Google works in mysterious ways. Even though I have an in-depth understanding of Search Engine Optimisation (SEO) it’s still fascinating to see which blog posts continue to draw in web traffic after a few years. It’s the beauty of blogging – posts act as personal memories attempting to give public advice. Once you’ve kept a blog running for a few years, there are certain posts that keep producing results time and time again.
Out of all the 300+ posts on this blog, one of the popular is ‘How I landed myself a Graduate PR Role’. Written in June 2012; once a year when the Red Consultancy Graduate scheme is running I usually get two or three messages from hopeful applicants asking for advice. Of all the posts on this blog, that post from 2012 was probably my most honest. It talked about personal ambition, bad experiences whilst job hunting, and it seems THE INTERNET enjoys it. Even Google seems to know that it was a brutally honest post.
That post about job hunting was followed up by ‘Now an Assistant Account Executive at Red’ – a happy time, but god. That agency marked the worst period in my working life. In the words of a typical break-up, “It’s not you, it’s me” – seriously. Jumping into London agency working life was tough, as all my previous work experience had been from Cheltenham where the pace of life is much slower.
So, if you’re a student who reads this blog and are going to start out working in a city based PR agency, here’s some advice (and sorry if it’s a bit black and white):
Stop romanticising about PR
I’ve lost count of student blog posts and social media profiles that somewhere say ‘love PR’ or ‘PR 4 ever’. There is nothing wrong about being passionate about the industry, and believe me, you’ll need to be passionate about your job to remain productive. Just don’t lose sight of the realities of starting out in PR for the first time – it’s bloody difficult. Some entry level roles are heavily admin based, may not include client contact and will put enormous amounts of pressure on you hitting close deadlines. Most of the time, it can be a shit place to be. A far cry from the jolly social media activity that exists around the industry.
A competition of contacts and knowledge
As I continue working in the PR industry (although I would now call myself a digital marketer / reputation manager) it’s obvious that there are three types of people who step ahead in agencies (they are usually a mix):
- Contact driven sales people
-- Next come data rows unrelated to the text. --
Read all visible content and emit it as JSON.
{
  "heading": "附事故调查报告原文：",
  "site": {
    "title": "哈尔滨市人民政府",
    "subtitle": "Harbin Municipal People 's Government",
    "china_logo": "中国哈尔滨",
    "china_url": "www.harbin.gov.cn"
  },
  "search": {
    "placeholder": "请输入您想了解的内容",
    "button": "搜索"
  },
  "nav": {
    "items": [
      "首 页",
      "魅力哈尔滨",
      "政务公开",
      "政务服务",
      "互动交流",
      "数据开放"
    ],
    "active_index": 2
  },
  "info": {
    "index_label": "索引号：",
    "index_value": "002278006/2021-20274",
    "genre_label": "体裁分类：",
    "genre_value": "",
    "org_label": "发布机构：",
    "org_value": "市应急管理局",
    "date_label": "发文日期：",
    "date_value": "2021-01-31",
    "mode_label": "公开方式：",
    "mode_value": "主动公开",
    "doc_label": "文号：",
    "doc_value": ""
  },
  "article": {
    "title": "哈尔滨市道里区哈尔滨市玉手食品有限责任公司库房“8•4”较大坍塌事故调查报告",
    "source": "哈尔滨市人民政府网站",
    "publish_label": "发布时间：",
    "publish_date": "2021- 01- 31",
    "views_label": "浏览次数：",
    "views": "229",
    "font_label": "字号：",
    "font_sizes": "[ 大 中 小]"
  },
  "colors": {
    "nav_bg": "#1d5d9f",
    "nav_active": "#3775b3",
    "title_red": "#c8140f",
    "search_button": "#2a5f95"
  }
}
- Knowledge driven business development people
- Client management juggernauts
In order to reach bigger salaries you need to prove your worth to your agency and constantly refresh your knowledge. You have to offer something to your agency others are not able to, and in the tougher agency environments, protect your job role against internal competition. Which of the above are you? Have you invested enough time in your abilities to be the best?
A way of life
Working in an agency is a way of life. Already in my career there have been moments where I’ve had to leave for work at 5am, not returning home until the early hours of the morning the next day. When you sign that contract, you agree to serve clients to the best of your ability. This occasionally means unsociable working hours and being constantly connected to your agency’s work network to monitor emails. If you want to work in social media, then the role is even more intense – there are usually rotas in place to ensure social media activity is being managed effectively.
I would argue the above points aren’t a negative way of looking at things, they are true. What I haven’t talked about is the array of reasons to work for a city agency. Such as the ability to work across a range of different clients, gaining knowledge about multiple industry sectors, career ladder progression and evening entertainment. All of the perks though are grounded on the reality that succeeding takes a lot of hard work, that’s way more intense than university.
I’m aware everyone has different experiences of agency working life, especially those who work outside of cities. The above is just my personal advice and not a reflection of my current role but instead the path I had to personally take so far.